In the last two posts, I’ve offered an excerpt from my new “Gold in the Road” book which details my journey through my cancer storm. It will be published in the next few months and as I work with my editor, I offer this excerpt which comes from Part III: Coming to the Other Side. As I completed my year of treatment, I took time to pray about and study the role of suffering in the life of a Christ-follower. Scripture, the stories of the faithful suffering and the writings of Joni Eareckson Tada and pastor Tim Keller aided me in developing my suffering theology. Here is the final installment of that excerpt:
In all my study, I came to the knowledge that Christian teaching on the subject of suffering has been sorely lacking. And this lack of solid, mature teaching on the subject has left us susceptible to shallow theology regarding suffering. Shallow theology can dismiss miracles for our time, teaching that such things were only for the earliest days of the Church and are simply not available to us today. Yet experiences down through the ages tell us this is simply not true! God is still the God of miracles and He does move in miraculous ways in our time!
On the other hand, shallow theology can also place an overemphasis on supernatural healing and miracles. It can promote harmful doctrines such as those which teach that we will be healed only if we have enough faith. Although faith always played an important role in the healings of Jesus, we can be assured our Kind Savior is not measuring our faith quotient on a bell curve and determining our deservedness of healing by virtue of our final score! And how many times have we heard the passage from Isaiah 53:5b “by His stripes we are healed” mistakenly applied to physical healing as if it was a ticket by which we can claim our healing? In context, this passage applies so clearly to the healing which comes to us through salvation in Christ Jesus who suffered and died for us. As the verse says in context and in its entirety, “He was pierced for our transgressions, He was crushed for our iniquities; the punishment that brought us peace was on him, and by his wounds we are healed.”
As the Lord taught me more about His compassion for the suffering and His desire to be with us in the midst of it, I found my theology taking shape. It became clear to me that a mature and sound theology requires that we hold two things in tension. In one hand we hold the conviction that God does indeed heal today and that we should not stop praying for our miracle. In the other hand we must hold carefully the truth that sometimes we will not see our miracle healing this side of heaven. Along with these two key truths must come a deeply held assurance that God loves people who suffer. God is not mad at those who are sick and weak! The ministry of Jesus recorded in the four Gospel accounts should convince us that Jesus has deep love and compassion for those who are hurting. Finally, we must have an irrefutable belief that God can and does consecrate and use our suffering for His purpose and glory. Like the awful suffering of Jesus, our suffering, when held in the hands of our Lord, can become not just bearable but beautiful.

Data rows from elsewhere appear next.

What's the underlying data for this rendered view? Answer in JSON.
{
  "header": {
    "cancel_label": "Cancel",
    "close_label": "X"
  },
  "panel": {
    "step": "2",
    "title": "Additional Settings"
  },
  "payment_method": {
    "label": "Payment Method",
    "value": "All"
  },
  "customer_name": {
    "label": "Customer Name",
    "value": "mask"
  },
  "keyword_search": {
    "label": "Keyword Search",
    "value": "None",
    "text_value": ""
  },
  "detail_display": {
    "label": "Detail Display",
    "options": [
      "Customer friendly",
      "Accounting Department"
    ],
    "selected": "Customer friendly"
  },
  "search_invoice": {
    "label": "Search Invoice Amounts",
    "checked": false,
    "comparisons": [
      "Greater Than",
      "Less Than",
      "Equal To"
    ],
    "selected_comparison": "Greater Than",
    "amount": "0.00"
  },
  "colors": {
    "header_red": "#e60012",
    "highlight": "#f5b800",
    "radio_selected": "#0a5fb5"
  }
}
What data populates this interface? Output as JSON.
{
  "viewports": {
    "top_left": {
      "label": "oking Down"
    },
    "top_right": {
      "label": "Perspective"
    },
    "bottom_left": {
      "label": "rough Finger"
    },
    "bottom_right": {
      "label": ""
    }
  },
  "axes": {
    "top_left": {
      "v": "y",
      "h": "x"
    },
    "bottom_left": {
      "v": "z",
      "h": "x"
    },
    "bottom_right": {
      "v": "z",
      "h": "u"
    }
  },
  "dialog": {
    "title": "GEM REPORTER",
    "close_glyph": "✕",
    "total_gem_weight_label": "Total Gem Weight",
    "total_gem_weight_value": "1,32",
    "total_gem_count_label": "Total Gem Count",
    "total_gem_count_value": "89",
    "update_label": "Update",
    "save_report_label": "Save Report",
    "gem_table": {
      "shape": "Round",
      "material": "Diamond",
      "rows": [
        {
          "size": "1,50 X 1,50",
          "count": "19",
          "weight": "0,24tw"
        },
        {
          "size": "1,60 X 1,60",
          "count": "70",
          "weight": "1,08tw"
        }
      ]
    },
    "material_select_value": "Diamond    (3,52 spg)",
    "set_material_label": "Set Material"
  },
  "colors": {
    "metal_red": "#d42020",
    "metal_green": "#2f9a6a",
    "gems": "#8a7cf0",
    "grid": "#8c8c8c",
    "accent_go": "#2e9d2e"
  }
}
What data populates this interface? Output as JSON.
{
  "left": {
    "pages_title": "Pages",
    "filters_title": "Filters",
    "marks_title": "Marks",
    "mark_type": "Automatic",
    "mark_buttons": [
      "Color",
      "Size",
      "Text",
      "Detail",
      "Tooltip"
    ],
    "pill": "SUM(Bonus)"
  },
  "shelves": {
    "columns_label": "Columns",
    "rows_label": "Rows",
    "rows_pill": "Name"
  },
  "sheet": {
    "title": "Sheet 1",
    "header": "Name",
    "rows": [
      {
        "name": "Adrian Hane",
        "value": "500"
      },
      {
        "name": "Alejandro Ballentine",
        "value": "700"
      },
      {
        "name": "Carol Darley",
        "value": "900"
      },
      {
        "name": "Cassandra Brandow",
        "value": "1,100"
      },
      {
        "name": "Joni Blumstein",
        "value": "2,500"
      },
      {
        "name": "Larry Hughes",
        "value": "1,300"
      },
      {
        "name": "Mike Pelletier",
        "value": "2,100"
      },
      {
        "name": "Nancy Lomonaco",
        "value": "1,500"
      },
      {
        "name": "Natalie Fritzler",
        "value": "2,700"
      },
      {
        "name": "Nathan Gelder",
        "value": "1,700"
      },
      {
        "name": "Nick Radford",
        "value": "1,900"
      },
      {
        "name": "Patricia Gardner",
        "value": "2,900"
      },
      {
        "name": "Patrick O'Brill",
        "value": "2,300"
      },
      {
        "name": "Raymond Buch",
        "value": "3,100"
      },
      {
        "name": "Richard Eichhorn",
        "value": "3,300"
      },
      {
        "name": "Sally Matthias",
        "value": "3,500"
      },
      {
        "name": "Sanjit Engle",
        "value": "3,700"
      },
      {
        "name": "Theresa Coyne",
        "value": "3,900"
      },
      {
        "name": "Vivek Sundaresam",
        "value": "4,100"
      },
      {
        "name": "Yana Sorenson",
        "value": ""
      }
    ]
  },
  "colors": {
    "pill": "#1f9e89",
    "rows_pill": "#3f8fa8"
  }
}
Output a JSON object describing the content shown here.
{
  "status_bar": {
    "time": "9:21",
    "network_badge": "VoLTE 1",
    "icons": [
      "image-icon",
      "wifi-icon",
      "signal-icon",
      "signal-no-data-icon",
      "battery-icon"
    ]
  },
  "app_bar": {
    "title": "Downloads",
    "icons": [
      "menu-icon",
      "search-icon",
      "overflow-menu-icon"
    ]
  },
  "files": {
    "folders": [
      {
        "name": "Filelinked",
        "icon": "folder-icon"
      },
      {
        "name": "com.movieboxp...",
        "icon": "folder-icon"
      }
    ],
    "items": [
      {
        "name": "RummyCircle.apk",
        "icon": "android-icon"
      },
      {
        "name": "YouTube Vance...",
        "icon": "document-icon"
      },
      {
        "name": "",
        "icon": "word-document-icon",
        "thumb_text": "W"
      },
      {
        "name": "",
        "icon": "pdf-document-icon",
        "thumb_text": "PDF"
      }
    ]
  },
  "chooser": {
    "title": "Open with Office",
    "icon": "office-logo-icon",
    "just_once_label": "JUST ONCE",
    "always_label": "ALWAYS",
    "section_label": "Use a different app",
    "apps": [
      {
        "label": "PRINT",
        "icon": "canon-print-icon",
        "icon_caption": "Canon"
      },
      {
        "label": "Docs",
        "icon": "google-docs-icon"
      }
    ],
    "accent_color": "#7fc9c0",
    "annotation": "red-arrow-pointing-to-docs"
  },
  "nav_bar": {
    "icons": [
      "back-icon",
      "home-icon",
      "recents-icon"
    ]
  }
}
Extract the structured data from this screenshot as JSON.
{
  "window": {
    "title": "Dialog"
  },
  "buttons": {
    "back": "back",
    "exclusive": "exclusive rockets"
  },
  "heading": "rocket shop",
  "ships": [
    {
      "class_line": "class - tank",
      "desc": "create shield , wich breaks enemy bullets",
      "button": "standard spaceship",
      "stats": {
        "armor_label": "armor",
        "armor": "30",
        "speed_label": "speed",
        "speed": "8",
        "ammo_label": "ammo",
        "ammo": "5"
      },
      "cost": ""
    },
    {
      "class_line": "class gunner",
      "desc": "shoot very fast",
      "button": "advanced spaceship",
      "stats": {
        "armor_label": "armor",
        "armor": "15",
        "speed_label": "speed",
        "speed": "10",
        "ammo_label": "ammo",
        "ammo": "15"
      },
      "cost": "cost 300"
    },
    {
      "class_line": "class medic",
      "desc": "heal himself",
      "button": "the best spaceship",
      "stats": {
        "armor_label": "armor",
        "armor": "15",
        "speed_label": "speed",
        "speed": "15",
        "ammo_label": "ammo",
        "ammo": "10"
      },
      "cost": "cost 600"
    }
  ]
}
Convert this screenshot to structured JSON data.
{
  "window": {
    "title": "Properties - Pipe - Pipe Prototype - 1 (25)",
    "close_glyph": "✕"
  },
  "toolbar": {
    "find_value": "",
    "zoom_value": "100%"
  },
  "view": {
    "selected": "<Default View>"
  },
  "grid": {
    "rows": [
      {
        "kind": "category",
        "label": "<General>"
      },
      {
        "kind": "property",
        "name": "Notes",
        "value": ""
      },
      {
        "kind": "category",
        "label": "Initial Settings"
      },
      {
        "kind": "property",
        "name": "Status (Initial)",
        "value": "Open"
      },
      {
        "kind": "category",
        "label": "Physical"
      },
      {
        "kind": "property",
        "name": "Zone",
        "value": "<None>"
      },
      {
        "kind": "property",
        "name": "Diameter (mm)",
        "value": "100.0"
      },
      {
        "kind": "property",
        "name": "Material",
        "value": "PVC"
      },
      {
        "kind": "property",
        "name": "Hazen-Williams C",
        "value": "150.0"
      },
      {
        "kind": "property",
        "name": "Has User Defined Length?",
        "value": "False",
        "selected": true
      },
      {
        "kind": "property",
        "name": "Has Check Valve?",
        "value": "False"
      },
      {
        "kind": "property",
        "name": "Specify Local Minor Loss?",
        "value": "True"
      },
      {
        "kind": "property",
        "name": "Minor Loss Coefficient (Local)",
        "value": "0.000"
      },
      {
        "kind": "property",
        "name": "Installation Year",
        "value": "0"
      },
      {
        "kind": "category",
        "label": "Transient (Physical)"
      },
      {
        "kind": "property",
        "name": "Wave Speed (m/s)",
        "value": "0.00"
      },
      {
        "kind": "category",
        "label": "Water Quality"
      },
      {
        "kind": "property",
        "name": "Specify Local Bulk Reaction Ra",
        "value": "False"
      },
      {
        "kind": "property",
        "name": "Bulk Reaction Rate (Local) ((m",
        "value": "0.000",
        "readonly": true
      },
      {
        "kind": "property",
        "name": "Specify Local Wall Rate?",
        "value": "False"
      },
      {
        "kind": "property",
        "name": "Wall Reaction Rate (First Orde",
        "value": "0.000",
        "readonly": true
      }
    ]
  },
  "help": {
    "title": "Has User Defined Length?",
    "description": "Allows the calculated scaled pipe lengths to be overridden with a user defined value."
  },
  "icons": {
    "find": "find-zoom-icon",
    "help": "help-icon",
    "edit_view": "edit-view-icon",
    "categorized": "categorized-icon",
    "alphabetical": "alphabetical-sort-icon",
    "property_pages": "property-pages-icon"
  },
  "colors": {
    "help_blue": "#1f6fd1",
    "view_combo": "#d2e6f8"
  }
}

These four beliefs – God does heal today; Yet we may not see our healing in this life; God loves people who suffer; and God can make our suffering count for His Kingdom – become the four weight-bearing pillars which hold up my theology of suffering. Yet I know there is much more for me to learn about suffering and about this God who is with us in of our suffering. I learn it from His Word and from the lives of those I serve in my pastoral ministry and in our outreach to cancer sufferers. I learn it from the newly diagnosed who are reeling from the outrageous news that they have cancer and who are scrambling for the right prayer to pray so they will receive their miracle healing. I learn it from the sufferers in treatment who are weary and ragged and who wonder if God has forgotten them. I learn it from those in survivorship who are learning to navigate through their New Normal with God’s help. And I learn it from the dying. These are the ones who have seemingly lost their battle with cancer but in that defeat, have done what John did, the disciple whom Jesus loved. They lay back and rest themselves on their Kind Savior and Friend. (John 13:23)
Yes, my theology of suffering is still being shaped but it reveals itself more and more as I trust this great God who may not have authored my suffering but nonetheless sovereignly superintends it on my behalf. Pastor Tim Keller has said that suffering is only unbearable if we don’t know for sure that God is with us. Our suffering theology will only be sound when God is in the center of it with us. May it be so!
After more than 25 years in parish ministry, Rev. Cathie retired in early 2018 to pursue a quieter life with her husband Philip in the mountains of Central Oregon. Although no longer a leader in congregational life, she continues to follow her calling and passion to minister to those who suffer, especially those with cancer and other life-threatening illnesses.